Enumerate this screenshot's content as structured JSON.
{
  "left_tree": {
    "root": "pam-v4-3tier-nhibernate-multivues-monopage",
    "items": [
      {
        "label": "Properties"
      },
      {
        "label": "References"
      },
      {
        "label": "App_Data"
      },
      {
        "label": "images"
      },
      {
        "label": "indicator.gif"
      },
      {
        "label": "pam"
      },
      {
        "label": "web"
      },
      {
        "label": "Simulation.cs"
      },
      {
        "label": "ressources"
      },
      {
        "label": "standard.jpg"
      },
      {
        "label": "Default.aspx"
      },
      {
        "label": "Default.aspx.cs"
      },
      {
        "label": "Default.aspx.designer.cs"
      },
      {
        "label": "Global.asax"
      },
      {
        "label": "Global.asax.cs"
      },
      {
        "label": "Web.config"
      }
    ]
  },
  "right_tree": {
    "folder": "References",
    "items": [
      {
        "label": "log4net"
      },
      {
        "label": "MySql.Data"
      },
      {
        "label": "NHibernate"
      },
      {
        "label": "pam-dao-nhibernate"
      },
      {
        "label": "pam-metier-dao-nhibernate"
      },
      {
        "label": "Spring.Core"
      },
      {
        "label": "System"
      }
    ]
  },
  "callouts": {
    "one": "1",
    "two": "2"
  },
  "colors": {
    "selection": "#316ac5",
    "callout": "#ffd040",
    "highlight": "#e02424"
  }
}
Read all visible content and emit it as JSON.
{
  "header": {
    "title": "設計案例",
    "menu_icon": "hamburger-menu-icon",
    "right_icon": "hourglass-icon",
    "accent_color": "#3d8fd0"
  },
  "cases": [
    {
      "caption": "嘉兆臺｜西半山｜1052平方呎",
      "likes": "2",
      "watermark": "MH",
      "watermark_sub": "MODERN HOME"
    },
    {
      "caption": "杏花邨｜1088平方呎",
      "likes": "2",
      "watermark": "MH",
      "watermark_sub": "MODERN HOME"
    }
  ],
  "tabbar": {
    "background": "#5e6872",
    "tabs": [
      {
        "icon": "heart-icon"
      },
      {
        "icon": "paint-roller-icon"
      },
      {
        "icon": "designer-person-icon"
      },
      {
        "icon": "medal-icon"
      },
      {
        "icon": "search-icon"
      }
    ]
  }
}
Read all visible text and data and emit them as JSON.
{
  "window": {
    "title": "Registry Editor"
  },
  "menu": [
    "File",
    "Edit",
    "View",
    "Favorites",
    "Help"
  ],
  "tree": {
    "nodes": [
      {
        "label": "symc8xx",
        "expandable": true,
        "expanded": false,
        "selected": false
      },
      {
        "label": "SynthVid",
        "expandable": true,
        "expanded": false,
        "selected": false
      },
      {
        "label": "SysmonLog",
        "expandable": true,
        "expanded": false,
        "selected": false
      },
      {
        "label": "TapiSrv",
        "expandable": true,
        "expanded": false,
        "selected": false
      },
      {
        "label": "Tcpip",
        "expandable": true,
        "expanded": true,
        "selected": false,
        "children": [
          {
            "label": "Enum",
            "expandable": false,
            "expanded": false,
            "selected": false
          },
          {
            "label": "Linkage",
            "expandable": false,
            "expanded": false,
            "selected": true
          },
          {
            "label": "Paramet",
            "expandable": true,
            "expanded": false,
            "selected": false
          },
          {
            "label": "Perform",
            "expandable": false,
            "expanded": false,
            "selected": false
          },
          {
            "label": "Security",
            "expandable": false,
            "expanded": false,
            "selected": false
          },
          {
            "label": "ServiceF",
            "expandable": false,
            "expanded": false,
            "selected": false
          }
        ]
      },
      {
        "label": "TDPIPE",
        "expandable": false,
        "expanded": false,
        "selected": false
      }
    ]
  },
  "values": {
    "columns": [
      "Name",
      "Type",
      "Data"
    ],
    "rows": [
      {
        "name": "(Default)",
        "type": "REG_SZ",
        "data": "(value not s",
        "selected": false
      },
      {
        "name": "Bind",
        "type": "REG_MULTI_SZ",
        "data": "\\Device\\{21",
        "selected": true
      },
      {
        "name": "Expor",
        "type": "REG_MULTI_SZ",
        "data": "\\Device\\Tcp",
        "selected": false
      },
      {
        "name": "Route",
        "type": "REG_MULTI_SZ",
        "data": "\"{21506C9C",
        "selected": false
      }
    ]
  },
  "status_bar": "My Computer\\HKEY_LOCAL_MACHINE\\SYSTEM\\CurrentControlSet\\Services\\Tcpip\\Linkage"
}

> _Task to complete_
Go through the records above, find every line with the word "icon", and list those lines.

> _Answer box_
    "menu_icon": "hamburger-menu-icon",
    "right_icon": "hourglass-icon",
        "icon": "heart-icon"
        "icon": "paint-roller-icon"
        "icon": "designer-person-icon"
        "icon": "medal-icon"
        "icon": "search-icon"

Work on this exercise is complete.